I thought I read that the mount moves on the player's initiative?

Um.. guess I am still confused. Less than before, but still confused :)

Tsotha-lanti
2009-01-06, 05:10 PM
I would think the mount acts entirely on the rider's initiative.

I don't know what the rules actually say, but we've always played animal companions, mounts, and pets as acting on the PC's initiative to whom they belong. If it's based on anything, it's probably in the DMG or PHB - definitely nothing in the SRD.

The rider would have to be pretty stupid to make the mount perform a full attack if he wants to move, though. Mounts are controlled by their riders.

RebelRogue
2009-01-06, 05:35 PM
These (http://www.wizards.com/default.asp?x=dnd/rg/20050125a) might (http://www.wizards.com/default.asp?x=dnd/rg/20050201a) be (http://www.wizards.com/default.asp?x=dnd/rg/20050208a) of (http://www.wizards.com/default.asp?x=dnd/rg/20050215a) help (http://www.wizards.com/default.asp?x=dnd/rg/20050222a).

Dunkelhand
2009-01-06, 08:03 PM
Ok, so, since a paladin mount has an int of at least 6, it does have it's own initiative. And the paladin has to do diplomacy checks in order to command the mount? Is somebody playing it like this?
Or can the paladin simply command the mount?

ericgrau
2009-01-06, 09:17 PM
Ok, so, since a paladin mount has an int of at least 6, it does have it's own initiative. And the paladin has to do diplomacy checks in order to command the mount? Is somebody playing it like this?
Or can the paladin simply command the mount?

Most people act like they have telepathic control of their mount/animal-companion or that the mount/etc. is a 2nd character. But that is usually wrong. Take a look at the handle animal skill and ride skill to see what you can do. Your mount is a war-trained mount, btw.

Basically your mount knows "tricks" like a police dog, which requires a handle animal check and a move action. Plus you can do certain things while mounted, which requires a ride check and some kind of action (often a free action, though). Riding around normally requires no check nor action. Your empathic link also lets you communicate general emotions, which may or may not be helpful. You and/or your DM may argue that your int 6+ mount is smart enough to figure some things out on its own.

Tsotha-lanti
2009-01-07, 05:14 AM
With, say, paladin mounts and animal companions, I usually think requiring Handle Animal checks is excessive.

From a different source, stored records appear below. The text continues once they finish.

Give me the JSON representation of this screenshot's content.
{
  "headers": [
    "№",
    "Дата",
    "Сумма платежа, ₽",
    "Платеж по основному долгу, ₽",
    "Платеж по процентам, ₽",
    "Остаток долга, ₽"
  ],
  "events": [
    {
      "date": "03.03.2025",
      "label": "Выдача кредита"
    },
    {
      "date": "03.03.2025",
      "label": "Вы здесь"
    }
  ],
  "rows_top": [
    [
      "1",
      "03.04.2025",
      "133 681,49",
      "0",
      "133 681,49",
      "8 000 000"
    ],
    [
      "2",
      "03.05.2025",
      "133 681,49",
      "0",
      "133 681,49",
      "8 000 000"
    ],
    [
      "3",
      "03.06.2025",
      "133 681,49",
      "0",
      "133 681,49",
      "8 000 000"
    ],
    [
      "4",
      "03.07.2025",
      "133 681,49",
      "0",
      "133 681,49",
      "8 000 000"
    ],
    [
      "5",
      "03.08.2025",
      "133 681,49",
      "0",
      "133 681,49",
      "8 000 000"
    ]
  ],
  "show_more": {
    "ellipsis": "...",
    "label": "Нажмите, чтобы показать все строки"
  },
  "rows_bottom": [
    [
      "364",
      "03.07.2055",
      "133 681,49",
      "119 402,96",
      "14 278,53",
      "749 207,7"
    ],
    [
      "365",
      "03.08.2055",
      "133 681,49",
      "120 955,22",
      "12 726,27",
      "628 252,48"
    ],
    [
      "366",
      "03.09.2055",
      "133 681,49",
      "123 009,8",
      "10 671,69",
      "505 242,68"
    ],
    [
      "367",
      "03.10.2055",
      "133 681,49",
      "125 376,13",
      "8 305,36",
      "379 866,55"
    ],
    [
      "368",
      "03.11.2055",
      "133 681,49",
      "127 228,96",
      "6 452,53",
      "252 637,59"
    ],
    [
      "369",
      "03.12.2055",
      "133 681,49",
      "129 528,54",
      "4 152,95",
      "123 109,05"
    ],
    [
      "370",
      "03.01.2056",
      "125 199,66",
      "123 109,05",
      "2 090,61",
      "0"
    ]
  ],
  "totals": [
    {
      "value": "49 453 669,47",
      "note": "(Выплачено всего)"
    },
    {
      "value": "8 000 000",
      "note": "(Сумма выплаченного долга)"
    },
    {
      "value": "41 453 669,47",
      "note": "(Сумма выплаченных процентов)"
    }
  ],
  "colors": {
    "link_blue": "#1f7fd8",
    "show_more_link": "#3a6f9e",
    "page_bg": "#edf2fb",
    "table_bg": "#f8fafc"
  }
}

They're class features.

With most anything else - like, say, a low-level PC buying 10 war dogs and armoring them all - I absolutely think you have to require Handle Animal checks to keep some kind of balance going.